A new breed of MDs thinks an MBA is the cure for an ailing healthcare system.
Neonatologist David Riley was adept at placing central arterial lines for sick newborns. But navigating the inefficiencies within the healthcare system was a different story. Now, as a second-year student in the Texas MBA at Dallas/Fort Worth program, he is learning the management skills to help keep his industry from flatlining.
Riley graduated from the Stanford University School of Medicine in 1997. After his pediatric residency and neonatology fellowship, he became a fully certified neonatologist in 2004. He joined the Pediatrix Medical Group of Texas in 2007 and began caring for newborn babies needing intensive care in hospitals around Fort Worth and Tarrant County. He says he became interested in pediatric medicine because it is equal parts challenging and hopeful.
“Babies are incredibly resilient,” Riley says. “They just have a miraculous ability to heal themselves and get better.” Seeing his young patients improve is particularly significant for him. “It’s gratifying to know that when you have a positive impact, they have their whole life in front of them and you sent them out into the world to realize whatever potential they have.”
For Riley, that potential pushes him through even the most difficult days.
“No matter how hard you’re working and how tired you are, it’s easy to motivate yourself when you’re dealing with those kinds of outcomes.”

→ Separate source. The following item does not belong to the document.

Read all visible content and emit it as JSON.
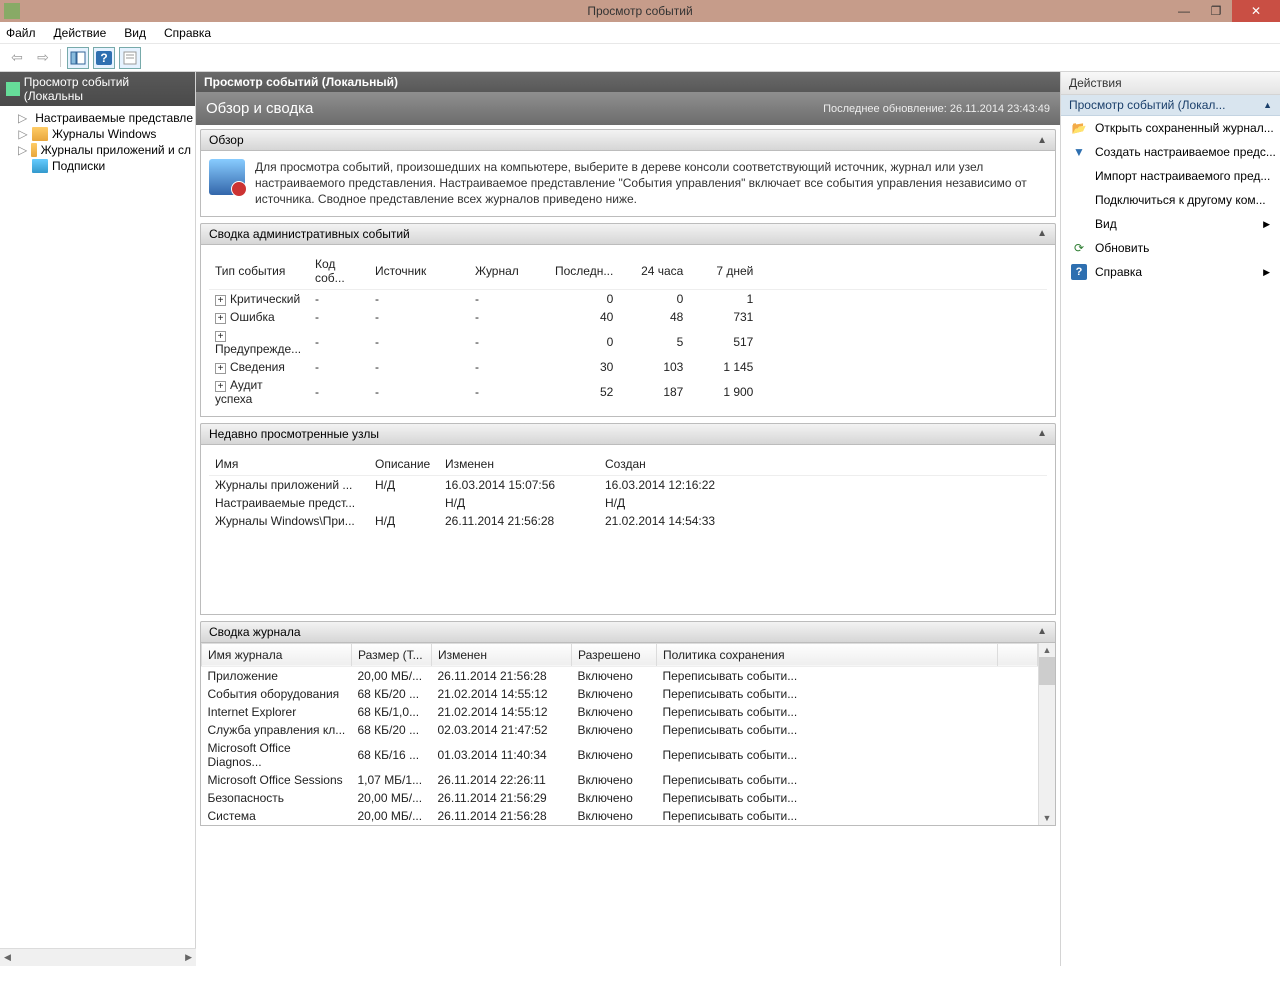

As a doctor, Riley says he can see what is working well in healthcare and what isn’t. While health professionals are providing quality care and making innovative discoveries every day, the industry itself could benefit from a more businesslike organization and streamlined processes, he says.
For example, while hospitals are moving from traditional medical recordkeeping to electronic record management, administrative and insurance organizations have been slow to make that change, leading to duplicate records. Riley says that his experience in the healthcare industry encouraged him to enroll in business school, and he hopes he can use his MBA to further reforms.

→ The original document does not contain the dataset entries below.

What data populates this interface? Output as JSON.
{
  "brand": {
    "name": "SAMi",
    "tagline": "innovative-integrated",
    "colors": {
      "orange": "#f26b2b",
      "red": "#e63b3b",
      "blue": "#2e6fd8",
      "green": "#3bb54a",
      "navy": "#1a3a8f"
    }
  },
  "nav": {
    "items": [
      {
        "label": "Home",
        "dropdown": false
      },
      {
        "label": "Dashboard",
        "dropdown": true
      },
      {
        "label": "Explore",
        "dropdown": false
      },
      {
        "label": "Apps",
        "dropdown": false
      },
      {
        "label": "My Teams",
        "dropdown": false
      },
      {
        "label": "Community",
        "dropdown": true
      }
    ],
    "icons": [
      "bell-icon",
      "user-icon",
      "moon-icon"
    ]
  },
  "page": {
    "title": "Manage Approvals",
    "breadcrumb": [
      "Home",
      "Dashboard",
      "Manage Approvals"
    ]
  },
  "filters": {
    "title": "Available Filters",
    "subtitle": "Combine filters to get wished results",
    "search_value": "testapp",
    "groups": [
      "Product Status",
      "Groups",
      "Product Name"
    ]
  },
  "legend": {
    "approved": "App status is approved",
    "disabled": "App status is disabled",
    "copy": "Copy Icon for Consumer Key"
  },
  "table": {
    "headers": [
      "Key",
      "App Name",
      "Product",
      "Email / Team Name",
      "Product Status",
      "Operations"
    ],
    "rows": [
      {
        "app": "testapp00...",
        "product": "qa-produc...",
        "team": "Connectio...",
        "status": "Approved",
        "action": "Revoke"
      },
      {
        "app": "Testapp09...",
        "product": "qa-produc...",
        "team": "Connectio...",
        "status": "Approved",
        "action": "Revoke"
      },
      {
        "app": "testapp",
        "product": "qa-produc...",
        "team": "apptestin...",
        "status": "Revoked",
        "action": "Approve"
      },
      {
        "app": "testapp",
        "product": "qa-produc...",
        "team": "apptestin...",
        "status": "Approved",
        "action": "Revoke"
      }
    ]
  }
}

“If you look at physicians and people in the medical field, they don’t really know too much about business. And when you look at people in industry and certainly when you look at politicians, they don’t understand medical care very well,” Riley says. “I felt like a lot of the decisions regarding policy and the structure for reform and funding were being made in a way that was blind to what matters as far as providing quality care and access to care.”
Riley chose to be proactive and educate himself on the business side of healthcare. He believes that reforms would be more comprehensive if more doctors were informed about business.

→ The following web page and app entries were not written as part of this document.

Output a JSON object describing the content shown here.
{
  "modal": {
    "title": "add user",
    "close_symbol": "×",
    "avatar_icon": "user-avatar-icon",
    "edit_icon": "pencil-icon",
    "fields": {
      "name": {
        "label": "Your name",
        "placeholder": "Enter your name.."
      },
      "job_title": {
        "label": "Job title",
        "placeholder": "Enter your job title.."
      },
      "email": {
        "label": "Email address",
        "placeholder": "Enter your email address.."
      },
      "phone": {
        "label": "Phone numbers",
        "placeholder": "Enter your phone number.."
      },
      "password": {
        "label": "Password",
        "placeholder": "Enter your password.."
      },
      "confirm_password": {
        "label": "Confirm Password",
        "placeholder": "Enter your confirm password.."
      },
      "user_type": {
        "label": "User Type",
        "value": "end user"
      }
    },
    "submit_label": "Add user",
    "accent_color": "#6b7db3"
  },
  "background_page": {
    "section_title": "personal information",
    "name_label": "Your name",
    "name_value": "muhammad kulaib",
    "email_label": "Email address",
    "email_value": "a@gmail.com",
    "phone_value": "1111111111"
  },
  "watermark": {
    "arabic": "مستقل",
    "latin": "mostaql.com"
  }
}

“I think some aspects of MBA training should be incorporated into medical school, such as basic management, operations, and finance,” Riley says. “I think physicians should be more involved in management and administrative issues to allow those processes to be better aligned with what goes on at the bedside.”
Riley is not alone in this sentiment. According to the Association of MD/MBA Programs, there are more than 65 dual-degree programs across the United States. Students in these programs earn their MD and MBA simultaneously, learning both the medical and the business sides of healthcare.
According to Riley, his McCombs education has helped him understand how business processes work, and it has given him a new perspective on how healthcare management can be improved.
“Spending a good part of your life in medicine, it’s very easy to essentially have your head in the sand about everything else that is going on around you,” Riley says. “I never really thought a lot in detail about what’s required to run an organization well and efficiently. The biggest thing I’ve gotten from my McCombs experience is that it’s opened my eyes to all these different elements that surround the function of a business, from marketing to accounting to HR.”
Riley believes his business degree will afford him more opportunities both inside and outside of the medical industry. “It’s invaluable,” Riley says. “It’s been incredibly eye-opening to learn how the world works outside of my field.”
Originally Published in Open Magazine, McCombs Today